Full-cycle costs for an in-situ (steam-assisted, gravity drainage) project would require a WTI price of $55 to $65 a barrel to break even, and expansion of an existing in-situ project would require a price of $50 to $55 a barrel.

The costs don’t include transporting the oil to where it will either be used or exported. There are currently two pipeline projects that have received Canadian government approval. An expansion of Kinder Morgan Inc.’s (NYSE: KMI) Trans Mountain system to the west coast of British Columbia and the Enbridge Inc. (NYSE: ENB) Line 3 replacement that will move oil sands production east to Superior, Wisconsin. Combined, the total takeaway capacity, including the Keystone XL pipeline, will be on the order of 2.48 million barrels a day.Total oil sands production in 2016 came in at around 2.4 million barrels a day. Capital investment dropped by a third year over year to around $20 billion, although that number is expected to increase a bit in 2017 because the WTI price is now higher. Still, no large, new, expensive projects are planned to raise production totals.

Expanding existing pipelines like the Trans Mountain and Line 3 will add significantly to the takeaway capacity of oil sands production. Why, then, is the Keystone XL pipeline still holding on? The main reason is that delivering oil sands crude to the Gulf Coast by pipeline stands to raise the price, and there are still well over a trillion barrels of the stuff that could be extracted if the price climbs high enough.

Opposition to the Keystone XL from environmental groups on both sides of the border is focused on persuading the national governments to keep the resource in the ground. Extracting and upgrading the bitumen uses large amounts of water and energy, amplifying the effect of the final use of the oil as an emitter of carbon.

But building the Keystone XL pipeline gives oil sands producers an incentive to invest and expand, and ultimately boost both revenues and profits for the companies and tax revenues for Alberta and Canada.

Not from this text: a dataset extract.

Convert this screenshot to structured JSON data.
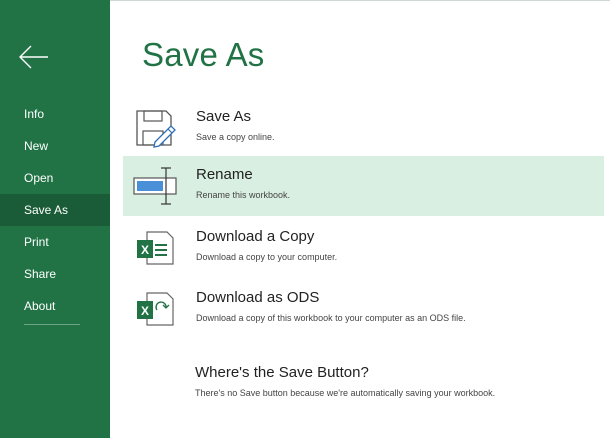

Several thousand short-term construction jobs and a relative handful of maintenance jobs once the pipeline is built, plus some storage and tax revenues, appear to be the main benefits to the United States from the pipeline.

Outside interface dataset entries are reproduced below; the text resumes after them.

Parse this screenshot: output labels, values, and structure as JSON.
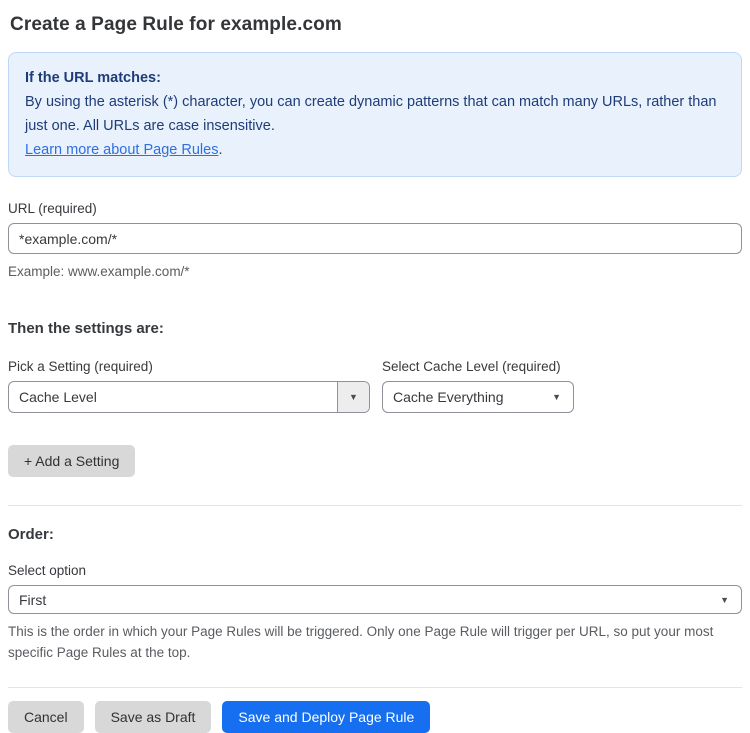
{
  "page": {
    "title": "Create a Page Rule for example.com"
  },
  "info_box": {
    "heading": "If the URL matches:",
    "body": "By using the asterisk (*) character, you can create dynamic patterns that can match many URLs, rather than just one. All URLs are case insensitive.",
    "link_label": "Learn more about Page Rules",
    "link_suffix": "."
  },
  "url_field": {
    "label": "URL (required)",
    "value": "*example.com/*",
    "help": "Example: www.example.com/*"
  },
  "settings": {
    "heading": "Then the settings are:",
    "setting_select": {
      "label": "Pick a Setting (required)",
      "value": "Cache Level"
    },
    "cache_level_select": {
      "label": "Select Cache Level (required)",
      "value": "Cache Everything"
    },
    "add_setting_label": "+ Add a Setting"
  },
  "order": {
    "heading": "Order:",
    "select_label": "Select option",
    "value": "First",
    "help": "This is the order in which your Page Rules will be triggered. Only one Page Rule will trigger per URL, so put your most specific Page Rules at the top."
  },
  "footer": {
    "cancel_label": "Cancel",
    "save_draft_label": "Save as Draft",
    "save_deploy_label": "Save and Deploy Page Rule"
  },
  "icons": {
    "dropdown_arrow": "▼"
  },
  "colors": {
    "accent_blue": "#156ff0",
    "info_bg": "#e9f2fc",
    "info_border": "#bed9f7",
    "info_text": "#1e3c78",
    "link_blue": "#2f6fe0",
    "button_gray": "#d8d8d8"
  }
}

And given President Trump’s demonstrated support of the Keystone XL, there is a very good chance that the pipeline will be built. Whether it’s a good solution to supplying the global demand for energy really depends on what angle you take when looking at it. In that regard, it’s similar to the way people look at a wall along the U.S.-Mexico border